Articles | Volume 27, issue 6
08 Jun 2009
 | 08 Jun 2009

Quasi-parallel whistler mode waves observed by THEMIS during near-earth dipolarizations

O. Le Contel, A. Roux, C. Jacquey, P. Robert, M. Berthomier, T. Chust, B. Grison, V. Angelopoulos, D. Sibeck, C. C. Chaston, C. M. Cully, B. Ergun, K.-H. Glassmeier, U. Auster, J. McFadden, C. Carlson, D. Larson, J. W. Bonnell, S. Mende, C. T. Russell, E. Donovan, I. Mann, and H. Singer

Abstract. We report on quasi-parallel whistler emissions detected by the near-earth satellites of the THEMIS mission before, during, and after local dipolarization. These emissions are associated with an electron temperature anisotropy α=Te/T||e>1 consistent with the linear theory of whistler mode anisotropy instability.

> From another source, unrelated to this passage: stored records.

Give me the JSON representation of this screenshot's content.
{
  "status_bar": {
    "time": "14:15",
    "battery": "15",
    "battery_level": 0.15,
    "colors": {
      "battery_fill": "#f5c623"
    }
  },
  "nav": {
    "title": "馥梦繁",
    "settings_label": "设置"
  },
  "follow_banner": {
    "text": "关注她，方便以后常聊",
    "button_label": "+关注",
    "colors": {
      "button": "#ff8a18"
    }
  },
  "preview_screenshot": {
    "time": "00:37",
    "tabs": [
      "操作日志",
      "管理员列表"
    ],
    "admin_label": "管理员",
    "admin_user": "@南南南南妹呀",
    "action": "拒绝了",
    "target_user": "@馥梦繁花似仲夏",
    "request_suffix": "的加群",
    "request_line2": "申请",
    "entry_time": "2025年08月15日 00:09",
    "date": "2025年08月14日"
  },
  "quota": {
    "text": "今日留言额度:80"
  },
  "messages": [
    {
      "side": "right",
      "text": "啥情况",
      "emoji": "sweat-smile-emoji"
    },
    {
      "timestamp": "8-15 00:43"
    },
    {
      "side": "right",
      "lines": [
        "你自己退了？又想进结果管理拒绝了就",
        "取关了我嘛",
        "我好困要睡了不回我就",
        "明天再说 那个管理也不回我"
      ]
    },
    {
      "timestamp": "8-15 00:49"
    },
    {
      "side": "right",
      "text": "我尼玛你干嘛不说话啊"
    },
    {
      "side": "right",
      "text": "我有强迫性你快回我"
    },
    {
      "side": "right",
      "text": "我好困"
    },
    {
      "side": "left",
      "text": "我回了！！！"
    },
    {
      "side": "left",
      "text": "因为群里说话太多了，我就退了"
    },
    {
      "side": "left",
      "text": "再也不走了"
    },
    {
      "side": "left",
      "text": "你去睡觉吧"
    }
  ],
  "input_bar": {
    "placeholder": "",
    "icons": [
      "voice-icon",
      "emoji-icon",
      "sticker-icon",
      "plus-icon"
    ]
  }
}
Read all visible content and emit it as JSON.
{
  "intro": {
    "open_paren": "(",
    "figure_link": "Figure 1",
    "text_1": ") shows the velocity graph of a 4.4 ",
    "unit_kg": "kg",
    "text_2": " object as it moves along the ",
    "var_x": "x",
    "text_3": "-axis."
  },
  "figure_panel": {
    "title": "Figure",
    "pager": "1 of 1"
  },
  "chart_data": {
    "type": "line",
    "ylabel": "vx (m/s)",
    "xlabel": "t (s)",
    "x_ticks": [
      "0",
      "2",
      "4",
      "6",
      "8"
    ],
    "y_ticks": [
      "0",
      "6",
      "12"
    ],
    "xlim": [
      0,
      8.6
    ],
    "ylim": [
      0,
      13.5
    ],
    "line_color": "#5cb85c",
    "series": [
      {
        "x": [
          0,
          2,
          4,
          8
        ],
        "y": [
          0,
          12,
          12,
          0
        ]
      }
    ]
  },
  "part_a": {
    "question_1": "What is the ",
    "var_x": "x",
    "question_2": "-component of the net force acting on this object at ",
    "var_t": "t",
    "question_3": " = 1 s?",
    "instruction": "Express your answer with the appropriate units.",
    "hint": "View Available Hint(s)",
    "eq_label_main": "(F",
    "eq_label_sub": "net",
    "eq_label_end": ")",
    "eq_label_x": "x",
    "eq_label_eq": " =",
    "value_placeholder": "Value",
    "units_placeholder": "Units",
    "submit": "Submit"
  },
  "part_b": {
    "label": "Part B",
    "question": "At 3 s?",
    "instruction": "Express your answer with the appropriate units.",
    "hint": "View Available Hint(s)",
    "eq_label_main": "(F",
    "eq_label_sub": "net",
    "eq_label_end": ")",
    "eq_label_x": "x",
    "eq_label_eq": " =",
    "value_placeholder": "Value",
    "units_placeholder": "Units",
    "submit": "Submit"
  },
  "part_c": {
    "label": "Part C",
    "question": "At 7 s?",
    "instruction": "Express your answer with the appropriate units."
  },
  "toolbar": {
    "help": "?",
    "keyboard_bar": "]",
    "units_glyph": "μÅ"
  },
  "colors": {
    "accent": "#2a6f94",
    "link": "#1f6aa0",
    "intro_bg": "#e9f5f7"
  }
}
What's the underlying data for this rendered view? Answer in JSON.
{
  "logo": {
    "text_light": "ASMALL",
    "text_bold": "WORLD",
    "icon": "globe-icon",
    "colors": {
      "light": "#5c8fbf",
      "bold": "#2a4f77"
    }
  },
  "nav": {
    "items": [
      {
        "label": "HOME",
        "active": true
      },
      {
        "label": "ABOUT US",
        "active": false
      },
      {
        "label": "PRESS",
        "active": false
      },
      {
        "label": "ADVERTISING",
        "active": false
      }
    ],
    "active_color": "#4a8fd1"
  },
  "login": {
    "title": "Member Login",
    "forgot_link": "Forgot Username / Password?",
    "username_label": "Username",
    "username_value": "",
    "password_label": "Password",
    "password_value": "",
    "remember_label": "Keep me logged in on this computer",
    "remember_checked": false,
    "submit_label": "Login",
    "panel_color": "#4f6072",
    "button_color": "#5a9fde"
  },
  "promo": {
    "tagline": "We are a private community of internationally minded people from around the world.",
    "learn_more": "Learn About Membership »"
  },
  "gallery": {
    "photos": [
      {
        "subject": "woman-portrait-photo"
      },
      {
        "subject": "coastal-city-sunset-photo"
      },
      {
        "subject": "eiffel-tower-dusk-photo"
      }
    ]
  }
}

When the whistler mode emissions are observed the measured electron anisotropy varies inversely with β||e (the ratio of the electron parallel pressure to the magnetic pressure) as predicted by Gary and Wang (1996). Narrow band whistler emissions correspond to the small α existing before dipolarization whereas the broad band emissions correspond to large α observed during and after dipolarization. The energy in the whistler mode is leaving the current sheet and is propagating along the background magnetic field, towards the Earth. A simple time-independent description based on the Liouville's theorem indicates that the electron temperature anisotropy decreases with the distance along the magnetic field from the equator. Once this variation of α is taken into account, the linear theory predicts an equatorial origin for the whistler mode. The linear theory is also consistent with the observed bandwidth of wave emissions. Yet, the anisotropy required to be fully consistent with the observations is somewhat larger than the measured one. Although the discrepancy remains within the instrumental error bars, this could be due to time-dependent effects which have been neglected. The possible role of the whistler waves in the substorm process is discussed.